That, I think, is the real purpose of the app. It was not a money maker when it got into the App Store, but it is now--Exodus is using the reaction to it to spearhead a "stop the gay agenda!" moneymaking campaign. (You can see it on their Web site, if you can stomach going there.)

That's the own-goal. Sometimes, the best solution is not to allow one's self to be goaded into doing things that suits one's opponents.
xmakina
Apr. 6th, 2011 08:46 pm (UTC)
It wasn't - the reason for the petition was that you needed to purchase the app to leave a negative review/highlight the app as inappropriate. This wasn't an own goal as much as the only solution...
tacit
Apr. 6th, 2011 10:05 pm (UTC)
It's always true that you have to download an app from the App Store in order to rate it.

Many online sources, including the Exodus Web site, this magazine article from The Atlantic, the PC World article, and even the old App Store listing (which currently ives a "not available" message), all say that the app was free. Do you have any specific sources that claim it was not, and if not, how much money was being charged for it?

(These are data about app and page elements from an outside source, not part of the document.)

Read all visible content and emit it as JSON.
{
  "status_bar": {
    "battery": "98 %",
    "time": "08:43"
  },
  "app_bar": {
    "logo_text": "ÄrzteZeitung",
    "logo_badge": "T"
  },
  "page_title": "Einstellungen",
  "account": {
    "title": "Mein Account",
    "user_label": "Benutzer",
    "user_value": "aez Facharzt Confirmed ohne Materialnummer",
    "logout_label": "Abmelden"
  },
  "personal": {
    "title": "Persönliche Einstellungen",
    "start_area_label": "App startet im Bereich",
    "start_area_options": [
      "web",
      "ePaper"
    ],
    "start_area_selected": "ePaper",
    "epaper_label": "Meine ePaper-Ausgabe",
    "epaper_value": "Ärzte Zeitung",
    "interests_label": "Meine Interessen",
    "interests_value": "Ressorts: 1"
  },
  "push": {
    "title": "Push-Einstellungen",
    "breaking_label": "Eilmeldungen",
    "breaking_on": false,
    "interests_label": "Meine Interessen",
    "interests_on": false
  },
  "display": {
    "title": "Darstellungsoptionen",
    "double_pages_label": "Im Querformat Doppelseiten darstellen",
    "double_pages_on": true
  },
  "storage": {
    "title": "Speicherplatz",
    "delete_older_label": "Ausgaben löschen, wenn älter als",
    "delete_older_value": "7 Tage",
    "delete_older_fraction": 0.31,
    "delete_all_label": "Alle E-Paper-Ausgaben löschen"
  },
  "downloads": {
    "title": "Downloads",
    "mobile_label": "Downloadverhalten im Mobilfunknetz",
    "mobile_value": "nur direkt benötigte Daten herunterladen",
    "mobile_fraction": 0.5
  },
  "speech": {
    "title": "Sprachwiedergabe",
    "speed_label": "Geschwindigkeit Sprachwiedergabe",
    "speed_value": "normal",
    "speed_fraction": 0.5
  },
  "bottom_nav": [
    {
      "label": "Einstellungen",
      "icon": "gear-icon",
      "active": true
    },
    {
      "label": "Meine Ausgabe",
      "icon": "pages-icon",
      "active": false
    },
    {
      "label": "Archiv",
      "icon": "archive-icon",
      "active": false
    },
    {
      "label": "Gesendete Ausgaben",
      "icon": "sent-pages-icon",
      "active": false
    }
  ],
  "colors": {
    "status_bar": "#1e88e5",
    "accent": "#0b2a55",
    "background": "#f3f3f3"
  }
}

xmakina
Apr. 6th, 2011 11:02 pm (UTC)
When I checked the App Store myself it said 0.99p and numerous comments complaining you had to purchase to leave a review.
tacit
Apr. 6th, 2011 11:20 pm (UTC)
Ah, are you in the UK? The price might have been different in the US.
virginia_fell
Apr. 7th, 2011 01:06 am (UTC)
Thanks for this entry. This is more information than I'd gotten elsewhere.
( 12 comments — Leave a comment )